Tais Xavier Carvalho

Portuguese and Comparative Literature

Indiana University

“We Can Use Them to Create a Braid. And Dream of a Change” – Politics, Identity, and Culture in Ana Maria Machado’s and Ondjaki’s Children’s Literature

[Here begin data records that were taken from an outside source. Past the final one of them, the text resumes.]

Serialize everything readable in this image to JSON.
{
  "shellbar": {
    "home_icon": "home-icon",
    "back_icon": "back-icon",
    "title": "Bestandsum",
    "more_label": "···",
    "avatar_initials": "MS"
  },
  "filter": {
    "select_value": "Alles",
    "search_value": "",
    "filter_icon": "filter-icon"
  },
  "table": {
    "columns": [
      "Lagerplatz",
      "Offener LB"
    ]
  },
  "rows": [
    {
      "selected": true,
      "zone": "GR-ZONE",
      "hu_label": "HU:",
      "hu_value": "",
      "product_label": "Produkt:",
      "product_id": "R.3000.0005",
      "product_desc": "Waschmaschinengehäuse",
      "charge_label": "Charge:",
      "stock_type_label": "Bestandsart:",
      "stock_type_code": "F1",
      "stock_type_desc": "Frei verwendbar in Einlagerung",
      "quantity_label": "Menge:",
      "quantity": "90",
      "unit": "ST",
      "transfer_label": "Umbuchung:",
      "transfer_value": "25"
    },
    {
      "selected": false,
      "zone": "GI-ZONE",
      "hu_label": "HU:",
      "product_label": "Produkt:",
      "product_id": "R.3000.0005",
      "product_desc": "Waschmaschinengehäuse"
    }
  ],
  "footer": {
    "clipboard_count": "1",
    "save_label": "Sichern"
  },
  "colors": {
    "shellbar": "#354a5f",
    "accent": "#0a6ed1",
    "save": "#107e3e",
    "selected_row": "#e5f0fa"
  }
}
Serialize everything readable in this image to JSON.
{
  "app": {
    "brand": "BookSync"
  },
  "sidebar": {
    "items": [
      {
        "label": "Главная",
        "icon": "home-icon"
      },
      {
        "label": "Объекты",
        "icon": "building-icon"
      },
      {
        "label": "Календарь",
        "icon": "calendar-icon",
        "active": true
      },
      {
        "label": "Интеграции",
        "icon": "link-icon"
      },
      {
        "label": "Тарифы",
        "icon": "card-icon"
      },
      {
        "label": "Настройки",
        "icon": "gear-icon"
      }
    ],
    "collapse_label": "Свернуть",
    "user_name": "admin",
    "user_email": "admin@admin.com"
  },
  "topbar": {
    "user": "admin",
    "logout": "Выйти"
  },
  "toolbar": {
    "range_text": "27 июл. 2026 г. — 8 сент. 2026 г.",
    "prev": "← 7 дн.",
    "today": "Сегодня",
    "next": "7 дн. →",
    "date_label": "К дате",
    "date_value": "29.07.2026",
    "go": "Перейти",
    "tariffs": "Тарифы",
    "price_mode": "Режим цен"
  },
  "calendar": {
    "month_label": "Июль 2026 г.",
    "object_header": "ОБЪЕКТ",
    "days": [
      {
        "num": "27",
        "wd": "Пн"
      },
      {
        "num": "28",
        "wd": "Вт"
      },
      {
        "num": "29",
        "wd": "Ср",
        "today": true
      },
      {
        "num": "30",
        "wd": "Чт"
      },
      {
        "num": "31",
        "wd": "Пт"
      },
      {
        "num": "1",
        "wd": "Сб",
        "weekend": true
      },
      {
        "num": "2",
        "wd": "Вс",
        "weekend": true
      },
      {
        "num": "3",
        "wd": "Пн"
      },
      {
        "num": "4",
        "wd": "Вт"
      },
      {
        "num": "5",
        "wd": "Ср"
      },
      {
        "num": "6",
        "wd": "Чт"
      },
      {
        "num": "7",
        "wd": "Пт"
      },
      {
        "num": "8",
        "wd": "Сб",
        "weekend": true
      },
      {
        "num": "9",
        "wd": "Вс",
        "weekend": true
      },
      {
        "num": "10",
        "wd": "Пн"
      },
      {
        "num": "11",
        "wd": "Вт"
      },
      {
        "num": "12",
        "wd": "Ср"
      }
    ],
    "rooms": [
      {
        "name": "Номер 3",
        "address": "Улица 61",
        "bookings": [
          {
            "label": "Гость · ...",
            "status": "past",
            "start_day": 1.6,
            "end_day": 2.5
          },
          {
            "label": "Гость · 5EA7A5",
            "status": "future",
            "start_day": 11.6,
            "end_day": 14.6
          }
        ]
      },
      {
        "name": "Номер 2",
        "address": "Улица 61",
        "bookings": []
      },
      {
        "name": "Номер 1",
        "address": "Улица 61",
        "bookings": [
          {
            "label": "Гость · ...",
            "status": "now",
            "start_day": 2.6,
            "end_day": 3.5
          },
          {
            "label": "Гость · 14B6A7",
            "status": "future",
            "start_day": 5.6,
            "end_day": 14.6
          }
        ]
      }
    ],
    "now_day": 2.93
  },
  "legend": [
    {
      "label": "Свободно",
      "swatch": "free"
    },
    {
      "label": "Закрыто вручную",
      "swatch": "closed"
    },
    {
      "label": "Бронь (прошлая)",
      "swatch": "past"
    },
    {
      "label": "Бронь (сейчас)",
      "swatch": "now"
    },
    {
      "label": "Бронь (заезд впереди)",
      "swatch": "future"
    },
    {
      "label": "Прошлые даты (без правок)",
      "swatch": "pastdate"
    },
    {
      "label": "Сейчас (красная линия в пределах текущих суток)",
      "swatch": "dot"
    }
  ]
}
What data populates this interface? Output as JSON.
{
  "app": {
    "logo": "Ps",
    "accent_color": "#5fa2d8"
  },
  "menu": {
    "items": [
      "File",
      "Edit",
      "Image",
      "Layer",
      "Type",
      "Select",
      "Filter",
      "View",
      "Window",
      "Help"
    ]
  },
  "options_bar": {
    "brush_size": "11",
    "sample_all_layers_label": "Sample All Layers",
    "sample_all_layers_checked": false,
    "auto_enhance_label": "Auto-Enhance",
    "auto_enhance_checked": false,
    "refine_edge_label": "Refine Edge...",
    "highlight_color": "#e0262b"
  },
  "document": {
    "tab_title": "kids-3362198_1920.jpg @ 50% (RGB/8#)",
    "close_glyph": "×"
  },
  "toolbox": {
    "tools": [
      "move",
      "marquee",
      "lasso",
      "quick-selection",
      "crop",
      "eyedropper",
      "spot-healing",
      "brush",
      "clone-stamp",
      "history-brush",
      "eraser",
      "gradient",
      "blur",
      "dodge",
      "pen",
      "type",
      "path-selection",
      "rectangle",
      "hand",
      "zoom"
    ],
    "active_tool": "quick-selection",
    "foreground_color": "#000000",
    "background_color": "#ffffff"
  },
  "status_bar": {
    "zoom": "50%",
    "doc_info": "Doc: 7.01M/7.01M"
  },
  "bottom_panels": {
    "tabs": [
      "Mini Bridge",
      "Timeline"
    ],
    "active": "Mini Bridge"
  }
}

Tais Xavier Carvalho
Tais Xavier Carvalho, born and raised in Brasília, Brazil, received her Bachelor of Arts degree in English Language and Literature from Universidade de Brasília (UnB) in 2016 and her M.A. in Lusophone Literature from Indiana University in 2018. She is currently a Ph.D. student in the Portuguese Program in Indiana University pursuing a minor in Comparative Literature. During her studies at IU she developed an interest in children’s literature and wrote her master’s thesis, “We Can Use Them to Create a Braid. And Dream of a Change” – Politics, Identity, and Culture in Ana Maria Machado’s and Ondjaki’s Children’s Literature, under the supervision of Dr. Luciana Namorato. The work analyzes the connection between Brazilian and Angolan political issues and children’s books written by Ana Maria Machado and Ondjaki and was selected for the University Graduate School Distinguished Master’s Thesis Award. For her Ph.D., Taís intends to keep doing research related to children’s literature written in Brazil during the military dictatorship.